Today, desktops like Gnome and KDE have become the standard. At work, we use Redhat Enterprise Linux 3.0, which defaults to Gnome. Overall, the Gnome desktop is pretty decent, with Windows-like functionality including a start menu, task bar, file manager, etc. Unfortunately, it is extremely sluggish, even on my 3Ghz dual processor machine. I tend to have Ximian Evolution open on one virtual desktop, Eclipse on another one, as well as a few terminal windows and Firefox browsers. Switching between virtual desktops is no longer instantaneous. Even on the same virtual desktop, bringing a window into the foreground often takes several seconds. Needless to say, this destroys a lot of the productivity gains that a Unix environment would otherwise yield.

I am not sure if the culprit is Gnome, or if it is Firefox or Eclipse. I know that Eclipse is not exactly lean, so I am not all that surprised that it behaves a little sluggishly. But the overall desktop should be a lot more responsive. And as nice as Gnome looks, I actually don’t use all that many features. For example, I rarely use the Nautilus file manager. I guess this is because I was used to doing all file management from the shell in Linux, and old habits die hard. I think I’ll try switching to a lean window manager without the full desktop support that Gnome or KDE offer. If this fixes my performance issues, this is a price I’d be willing to pay. In the past, I’ve had good experiences with <a href=”http://fluxbox.sourceforge.net/>Fluxbox</a>, which I have successfully used on an ancient laptop that couldn’t quite handle Gnome.

On top of my performance issues, I’ve hit a few other snags. Most of these are related to software installation and updates. My system came with Ximian Evolution 1.4, which I wanted to upgrade to 2.0 to take advantage of some of the new features in this release. In theory, upgrades should be straightforward now that packages are managed using RPM. Unfortunately, that’s not quite the case. In case of Evolution, I ran into many unresolved dependencies, and after chasing and installing or upgrading one missing package after the other, I eventually gave up after wasting several hours.

A similar thing happened today when I tried to install Bluetooth support on my machine. Even though it is already included in my kernel, installing the user space applications (Gnome Bluetooth) proved to be a painful experience. I was eventually able to install the binary RPM, but the application still gives me an error message when I try to start it. I also tried to compile the source distribution, without success. “./configure” completes fine (at least after I installed several missing packages), but “make” craps out with an error message. Again, I have wasted several hours on this.
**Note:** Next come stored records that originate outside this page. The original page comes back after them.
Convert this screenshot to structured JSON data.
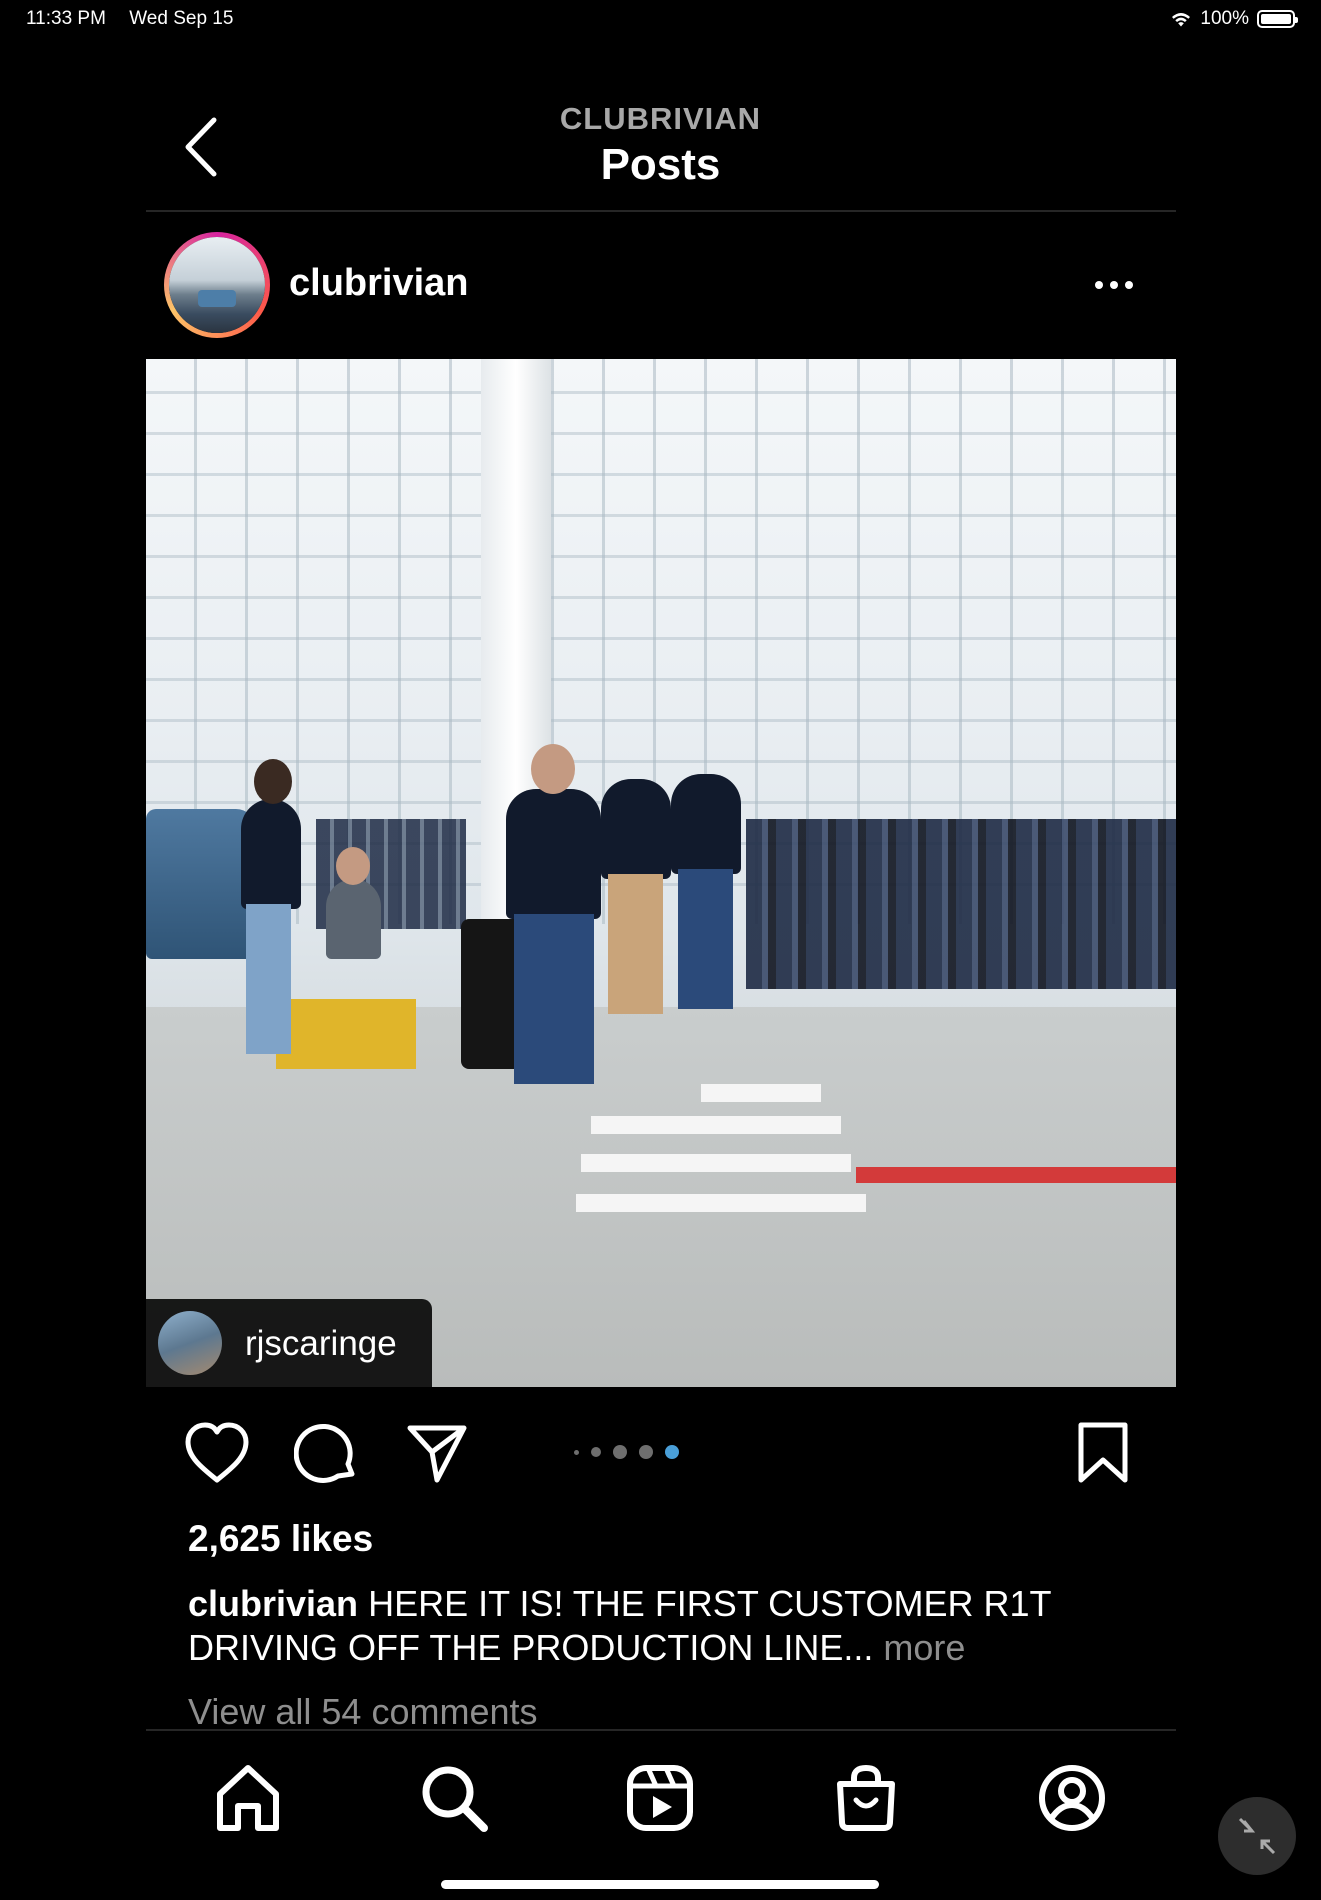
{
  "status_bar": {
    "time": "11:33 PM",
    "date": "Wed Sep 15",
    "battery": "100%",
    "battery_level": 1.0,
    "wifi_icon": "wifi-icon"
  },
  "header": {
    "subtitle": "CLUBRIVIAN",
    "title": "Posts",
    "back_icon": "chevron-left-icon"
  },
  "post": {
    "username": "clubrivian",
    "more_icon": "more-horizontal-icon",
    "tagged_user": "rjscaringe",
    "carousel": {
      "total_dots": 5,
      "active_index": 4
    },
    "likes": "2,625 likes",
    "caption_user": "clubrivian",
    "caption_text": "HERE IT IS! THE FIRST CUSTOMER R1T DRIVING OFF THE PRODUCTION LINE...",
    "caption_more": "more",
    "view_comments": "View all 54 comments",
    "actions": [
      "heart-icon",
      "comment-icon",
      "share-icon",
      "bookmark-icon"
    ]
  },
  "bottom_nav": {
    "items": [
      "home-icon",
      "search-icon",
      "reels-icon",
      "shop-icon",
      "profile-icon"
    ]
  },
  "colors": {
    "background": "#000000",
    "muted_text": "#8e8e8e",
    "active_dot": "#4a9fd8",
    "story_ring": [
      "#d6249f",
      "#fd5949",
      "#fdc468"
    ]
  }
}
If I add up the time that I wasted trying to configure Linux, I have cost my company a fair amount of money. Probably enough to pay for a Windows license… If licensing fees are the only reason to choose Linux over Windows, I am not sure the payoff is really worth it. Therefore, I am still very spectical about Linux as a Windows replacement. I am very confident in Linux as a server operating system, and I think it is great for hardcore users who don’t mind fiddling with their system. But I think we’re a long way from widespread adoption of Linux as an enterprise desktop system.